There was one time my Christmas cracker contained a pack of six cards, the so-called Mystery Calculator, which provides a neat little party trick for the non-initiated.

It goes like this. The six cards all have 32 numbers on them, all between 1 and 63 and arranged in a matrix of 4 rows and 8 columns per card. The unsuspecting participant is asked to randomly pick one card from the deck of 6 and to silently memorise one of the 32 numbers on that card. The card is then handed back to the magician and the participant is asked to select from the 5 remaining cards those that also have the memorised number on them.

The magician, based on the initially chosen card as well as the cards selected in the second step, is then able to divine which was the number the participant had silently chosen in the first place. With a bit of magician's hocus pocus and mumbo jumbo, this neat little trick will draw some ooohs! and aaahs! from the party audience.

So what's the math behind the magic? All the magician has to do is to add the left hand corner numbers of the initial card and any other card where that number appears and the total is always the number the participant had silently memorised!

I had just started learning to program with Python. Fairly quickly I coded a working version of The Mystery Calculator I could run in my terminal. It sat neglected for a while until I decided to learn how to share my python projects with others.
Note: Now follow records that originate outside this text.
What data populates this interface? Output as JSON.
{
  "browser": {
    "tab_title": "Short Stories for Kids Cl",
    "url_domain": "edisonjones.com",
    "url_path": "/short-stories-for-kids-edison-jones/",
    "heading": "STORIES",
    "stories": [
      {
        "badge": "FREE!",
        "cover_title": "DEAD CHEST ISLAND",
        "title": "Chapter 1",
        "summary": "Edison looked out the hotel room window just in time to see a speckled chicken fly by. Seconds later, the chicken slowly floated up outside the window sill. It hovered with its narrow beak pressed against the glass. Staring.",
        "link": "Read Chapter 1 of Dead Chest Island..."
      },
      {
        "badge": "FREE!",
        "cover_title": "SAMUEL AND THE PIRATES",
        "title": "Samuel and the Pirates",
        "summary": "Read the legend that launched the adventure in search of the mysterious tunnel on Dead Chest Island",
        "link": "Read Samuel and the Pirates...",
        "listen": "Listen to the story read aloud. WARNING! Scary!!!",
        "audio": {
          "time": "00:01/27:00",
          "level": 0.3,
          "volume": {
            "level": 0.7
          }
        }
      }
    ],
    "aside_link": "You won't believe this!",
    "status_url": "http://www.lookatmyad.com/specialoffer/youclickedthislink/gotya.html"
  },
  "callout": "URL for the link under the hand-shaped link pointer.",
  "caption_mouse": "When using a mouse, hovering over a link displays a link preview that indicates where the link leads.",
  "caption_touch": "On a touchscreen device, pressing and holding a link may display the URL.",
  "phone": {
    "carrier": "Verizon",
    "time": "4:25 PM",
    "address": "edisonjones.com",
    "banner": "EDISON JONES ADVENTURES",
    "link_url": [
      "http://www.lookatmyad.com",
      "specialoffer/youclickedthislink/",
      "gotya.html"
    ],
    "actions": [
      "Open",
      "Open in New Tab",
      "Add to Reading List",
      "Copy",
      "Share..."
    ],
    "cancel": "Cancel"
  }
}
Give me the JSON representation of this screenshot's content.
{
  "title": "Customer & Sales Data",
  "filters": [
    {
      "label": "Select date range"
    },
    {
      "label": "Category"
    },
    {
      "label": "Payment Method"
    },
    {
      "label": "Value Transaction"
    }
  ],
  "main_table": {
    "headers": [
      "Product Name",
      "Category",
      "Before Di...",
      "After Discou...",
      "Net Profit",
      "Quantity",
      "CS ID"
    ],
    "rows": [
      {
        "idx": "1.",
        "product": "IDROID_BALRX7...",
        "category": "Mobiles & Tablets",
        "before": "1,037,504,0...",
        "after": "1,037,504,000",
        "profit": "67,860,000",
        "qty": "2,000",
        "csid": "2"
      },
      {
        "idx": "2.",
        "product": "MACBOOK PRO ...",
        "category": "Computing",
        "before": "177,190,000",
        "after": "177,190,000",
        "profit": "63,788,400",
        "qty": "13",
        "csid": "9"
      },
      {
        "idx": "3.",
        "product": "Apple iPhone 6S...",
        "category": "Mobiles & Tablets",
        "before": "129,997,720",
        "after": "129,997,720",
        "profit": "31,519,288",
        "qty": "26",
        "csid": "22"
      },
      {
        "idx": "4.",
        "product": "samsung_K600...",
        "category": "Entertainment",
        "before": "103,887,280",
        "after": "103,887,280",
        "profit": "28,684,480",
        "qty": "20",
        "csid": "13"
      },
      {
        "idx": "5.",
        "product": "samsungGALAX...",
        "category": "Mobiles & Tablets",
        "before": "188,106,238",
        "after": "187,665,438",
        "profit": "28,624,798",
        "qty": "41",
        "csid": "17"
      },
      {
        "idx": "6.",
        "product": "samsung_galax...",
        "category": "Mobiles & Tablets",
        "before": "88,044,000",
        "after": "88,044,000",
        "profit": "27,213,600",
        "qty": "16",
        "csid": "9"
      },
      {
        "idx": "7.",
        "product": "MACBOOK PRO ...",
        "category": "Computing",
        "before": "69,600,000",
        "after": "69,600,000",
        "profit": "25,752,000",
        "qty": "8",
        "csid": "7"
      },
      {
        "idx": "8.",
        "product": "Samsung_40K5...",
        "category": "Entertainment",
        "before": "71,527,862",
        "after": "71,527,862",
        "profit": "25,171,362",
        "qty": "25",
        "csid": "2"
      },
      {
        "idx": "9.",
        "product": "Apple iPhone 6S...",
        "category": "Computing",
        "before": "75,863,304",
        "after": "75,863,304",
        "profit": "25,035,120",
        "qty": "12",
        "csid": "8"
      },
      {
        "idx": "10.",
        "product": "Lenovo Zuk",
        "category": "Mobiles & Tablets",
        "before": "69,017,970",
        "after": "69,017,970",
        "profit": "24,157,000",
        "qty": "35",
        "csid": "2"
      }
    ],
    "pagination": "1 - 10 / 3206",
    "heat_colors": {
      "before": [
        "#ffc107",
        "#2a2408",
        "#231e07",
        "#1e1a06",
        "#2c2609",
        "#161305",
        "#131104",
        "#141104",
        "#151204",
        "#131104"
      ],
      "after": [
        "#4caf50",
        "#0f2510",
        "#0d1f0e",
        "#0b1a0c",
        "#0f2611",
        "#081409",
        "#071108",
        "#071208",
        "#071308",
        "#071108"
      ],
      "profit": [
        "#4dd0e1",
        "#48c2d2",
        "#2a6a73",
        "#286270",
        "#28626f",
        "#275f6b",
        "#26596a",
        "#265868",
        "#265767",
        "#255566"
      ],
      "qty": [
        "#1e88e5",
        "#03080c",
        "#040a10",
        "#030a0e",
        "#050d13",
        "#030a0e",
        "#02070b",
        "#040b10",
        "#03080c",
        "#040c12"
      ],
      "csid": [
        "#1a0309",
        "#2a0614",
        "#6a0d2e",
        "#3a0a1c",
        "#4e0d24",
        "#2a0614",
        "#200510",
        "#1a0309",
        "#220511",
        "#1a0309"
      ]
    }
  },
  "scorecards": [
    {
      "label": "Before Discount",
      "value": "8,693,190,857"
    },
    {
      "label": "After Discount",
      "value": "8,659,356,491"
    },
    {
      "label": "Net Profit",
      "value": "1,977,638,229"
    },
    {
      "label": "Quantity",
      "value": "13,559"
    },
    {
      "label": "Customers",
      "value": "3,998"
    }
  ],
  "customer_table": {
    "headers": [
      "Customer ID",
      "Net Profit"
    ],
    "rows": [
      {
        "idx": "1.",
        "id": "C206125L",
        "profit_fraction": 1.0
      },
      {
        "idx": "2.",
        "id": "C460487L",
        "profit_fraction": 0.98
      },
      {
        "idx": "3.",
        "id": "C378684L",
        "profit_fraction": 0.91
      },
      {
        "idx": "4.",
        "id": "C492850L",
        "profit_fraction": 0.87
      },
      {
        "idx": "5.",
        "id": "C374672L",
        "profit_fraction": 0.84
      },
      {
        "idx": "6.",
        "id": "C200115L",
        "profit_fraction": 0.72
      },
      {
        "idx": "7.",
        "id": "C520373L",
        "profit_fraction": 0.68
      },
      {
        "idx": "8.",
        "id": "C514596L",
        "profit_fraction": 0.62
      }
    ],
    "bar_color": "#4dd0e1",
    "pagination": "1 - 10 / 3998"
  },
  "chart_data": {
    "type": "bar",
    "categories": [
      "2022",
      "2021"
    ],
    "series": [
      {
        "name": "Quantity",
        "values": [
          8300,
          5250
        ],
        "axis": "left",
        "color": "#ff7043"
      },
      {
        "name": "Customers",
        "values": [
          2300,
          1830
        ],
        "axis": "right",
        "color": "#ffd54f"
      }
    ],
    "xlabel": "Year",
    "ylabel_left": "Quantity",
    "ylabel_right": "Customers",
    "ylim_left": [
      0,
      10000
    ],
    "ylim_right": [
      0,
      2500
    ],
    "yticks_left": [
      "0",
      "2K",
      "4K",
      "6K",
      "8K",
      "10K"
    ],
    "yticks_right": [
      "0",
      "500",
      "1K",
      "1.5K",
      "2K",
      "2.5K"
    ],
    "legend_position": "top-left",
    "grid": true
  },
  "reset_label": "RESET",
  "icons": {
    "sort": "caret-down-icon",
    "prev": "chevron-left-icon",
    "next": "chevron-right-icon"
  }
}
This is my first effort. I refactored the code and used Streamlit to turn my python script into this simple web app